Lorde ends the first night of the festival with a futuristic stage display, engaging the crowd through multidimensional sculptures and stage lighting made to resemble the sun. The audience sings along as Lorde makes her way up and down the festival’s main stage. Right before her track “Ribs,” she stops to talk to the audience, she tells them that she wrote the song when she was only 15 and then proceeds to ask the crowd to dance for their 15 year-old selves. People follow suit, dancing for their teenage souls, jumping around and singing at the top of their lungs.
As she says her goodbyes and closes out the first night of the festival, Lorde leaves the crowd with a powerful message. Her tone is hopeful and optimistic as she emphasizes how special the Earth is. She urges that it is our job as future leaders to protect the environment and do what is right, employing the audience to take action and advocate for our planet and our future.
As if the spirit of the city also heard Lorde’s climate message the previous night, LA boasted a much cooler afternoon for day two of the festival. But the coolness in the atmosphere cannot be accredited to just the weather, as Saturday’s headliner, Nine Inch Nails, herded in a much edgier crowd, with fans that radiated swagger and coolness. Unsurprisingly, the lineup for day two of the festival included acts like Fontaines D.C., a post-punk band hailing from Ireland with a sharper, more explosive sound.

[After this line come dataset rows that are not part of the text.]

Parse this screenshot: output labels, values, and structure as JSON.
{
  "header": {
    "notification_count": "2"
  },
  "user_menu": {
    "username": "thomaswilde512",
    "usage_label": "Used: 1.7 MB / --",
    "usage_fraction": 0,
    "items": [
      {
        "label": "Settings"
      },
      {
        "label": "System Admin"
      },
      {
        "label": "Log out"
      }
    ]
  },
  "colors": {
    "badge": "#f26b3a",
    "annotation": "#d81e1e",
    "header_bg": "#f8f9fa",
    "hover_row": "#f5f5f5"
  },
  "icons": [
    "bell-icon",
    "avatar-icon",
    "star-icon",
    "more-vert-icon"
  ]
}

Surf Curse took over the Tecate Alta stage, chatting with the crowd throughout their set, commenting on the festival while making witty jokes about the other stages and performers. Every song caused the mosh pit to shake the barricades, while fans made their way to the front of the stage via crowd surf. The energy of the band and the audience is undoubtedly expressive, young people bouncing all over filled with angst, screaming over lyrics about going to hell.
FITS FROM BEHIND THE PIT
Fashion always plays a huge role at festivals! Here’s what people were wearing at Primavera Sound LA 2022 ★
King krule backstage hanging out before his set
The final day of the festival presented larger crowds at every stage throughout the day, but almost all attendees had the same end goal: experience the Arctic Monkeys. As day turned to night, fans made their way toward the Primavera stage like moths to a flame. People were left buzzing after Girl in Red’s performance all while others trickle in from the Tecate and Barcelona Stages.
Arctic Monkeys opens with “Do I Wanna Know?” and the crowd erupts. They play hit after hit and the audience rejoices over hearing classics like “Teddy Picker” and “505.” From pregnant women to college students, fans all over LA Historic Park are left speechless, unable to process the grandeur that is the Arctic Monkeys.
Even 17 years after the release of their first single, the Arctic Monkeys remain on top. These rockstars transcend generic music and fast fads, continuously demonstrating that music is not bound by time.
Primavera Sound came to the United States to introduce new artists and unfamiliar genres, but it also brought back familiar classics. For instance, Primavera brought Divino Niño, a band who explore their multiculturalism through music, to LA, a city known for its diaspora, in order to push toward its goal of creating a unique and comfortable music space in the city. The festival flourishes by joining together communities and allowing them to participate in the exploration of sound. Performers like the Arctic Monkeys and Lorde are ones with the ability to reach an array of people. Primavera seems to understand that musicians and spaces like this are necessary for the future of music and community. With this goal in hand, Primavera Sound continues to push international endeavors, with future plans to host festivals in Chile, Argentina and Brazil.